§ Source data
################
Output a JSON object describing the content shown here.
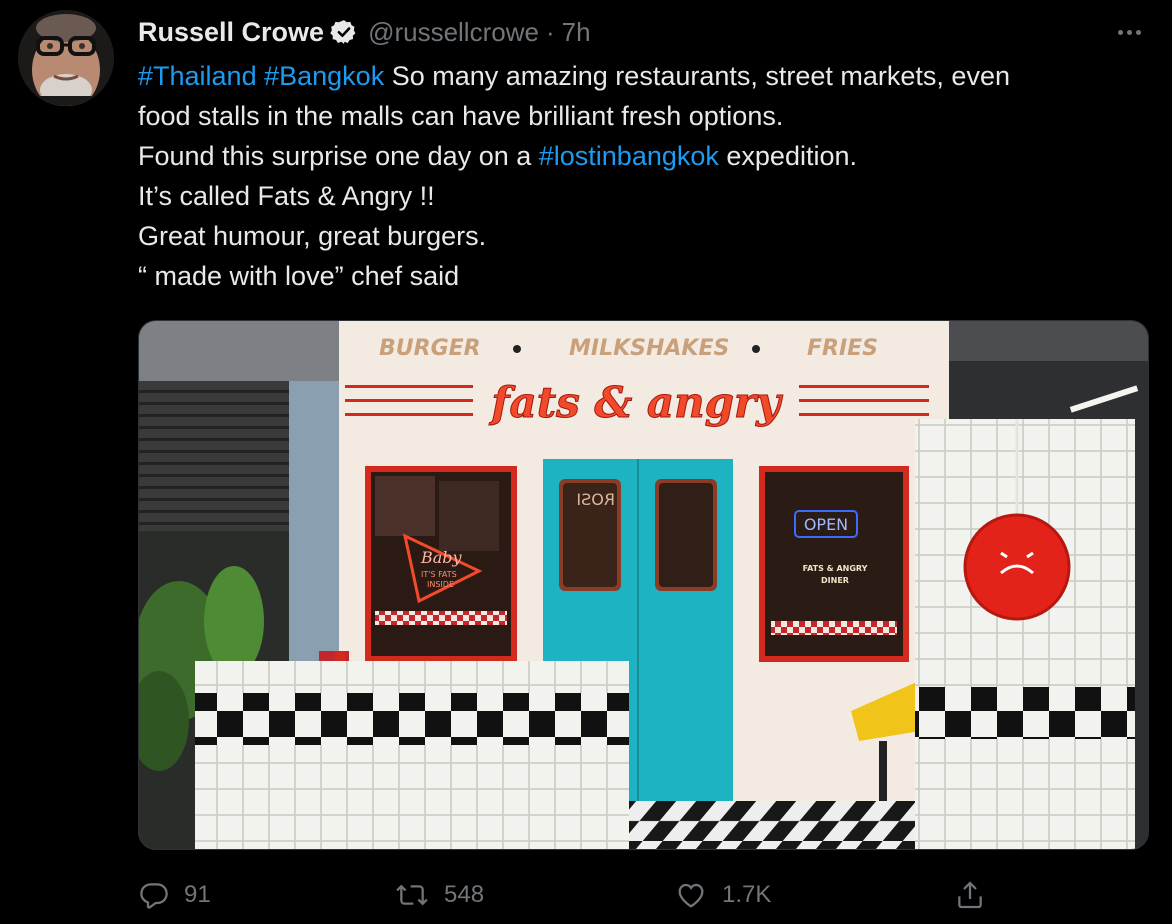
{
  "tweet": {
    "author": {
      "name": "Russell Crowe",
      "handle": "@russellcrowe",
      "time": "7h",
      "separator": "·",
      "verified": true
    },
    "text": {
      "line1": {
        "tag1": "#Thailand",
        "tag2": "#Bangkok",
        "rest": " So many amazing restaurants, street markets, even"
      },
      "line2": "food stalls in the malls can have brilliant fresh options.",
      "line3": {
        "pre": "Found this surprise one day on a ",
        "tag": "#lostinbangkok",
        "post": " expedition."
      },
      "line4": "It’s called Fats & Angry !!",
      "line5": "Great humour, great burgers.",
      "line6": "“ made with love” chef said"
    },
    "media": {
      "sign_top": {
        "item1": "BURGER",
        "item2": "MILKSHAKES",
        "item3": "FRIES"
      },
      "neon_sign": "fats & angry",
      "window_left": {
        "neon1": "Baby",
        "neon2": "IT'S FATS",
        "neon3": "INSIDE"
      },
      "window_right": {
        "open_sign": "OPEN",
        "text1": "FATS & ANGRY",
        "text2": "DINER"
      },
      "door_text": "ROSI"
    },
    "actions": {
      "replies": "91",
      "retweets": "548",
      "likes": "1.7K"
    },
    "colors": {
      "background": "#000000",
      "text": "#e7e9ea",
      "muted": "#71767b",
      "link": "#1d9bf0",
      "door": "#1eb3c2",
      "neon": "#e8321f"
    },
    "icons": [
      "verified-badge-icon",
      "more-icon",
      "reply-icon",
      "retweet-icon",
      "like-icon",
      "share-icon"
    ]
  }
}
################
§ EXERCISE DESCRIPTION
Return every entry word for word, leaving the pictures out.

§ ANSWER SECTION
Output a JSON object describing the content shown here.
{
  "tweet": {
    "author": {
      "name": "Russell Crowe",
      "handle": "@russellcrowe",
      "time": "7h",
      "separator": "·",
      "verified": true
    },
    "text": {
      "line1": {
        "tag1": "#Thailand",
        "tag2": "#Bangkok",
        "rest": " So many amazing restaurants, street markets, even"
      },
      "line2": "food stalls in the malls can have brilliant fresh options.",
      "line3": {
        "pre": "Found this surprise one day on a ",
        "tag": "#lostinbangkok",
        "post": " expedition."
      },
      "line4": "It’s called Fats & Angry !!",
      "line5": "Great humour, great burgers.",
      "line6": "“ made with love” chef said"
    },
    "media": {
      "sign_top": {
        "item1": "BURGER",
        "item2": "MILKSHAKES",
        "item3": "FRIES"
      },
      "neon_sign": "fats & angry",
      "window_left": {
        "neon1": "Baby",
        "neon2": "IT'S FATS",
        "neon3": "INSIDE"
      },
      "window_right": {
        "open_sign": "OPEN",
        "text1": "FATS & ANGRY",
        "text2": "DINER"
      },
      "door_text": "ROSI"
    },
    "actions": {
      "replies": "91",
      "retweets": "548",
      "likes": "1.7K"
    },
    "colors": {
      "background": "#000000",
      "text": "#e7e9ea",
      "muted": "#71767b",
      "link": "#1d9bf0",
      "door": "#1eb3c2",
      "neon": "#e8321f"
    },
    "icons": [
      "verified-badge-icon",
      "more-icon",
      "reply-icon",
      "retweet-icon",
      "like-icon",
      "share-icon"
    ]
  }
}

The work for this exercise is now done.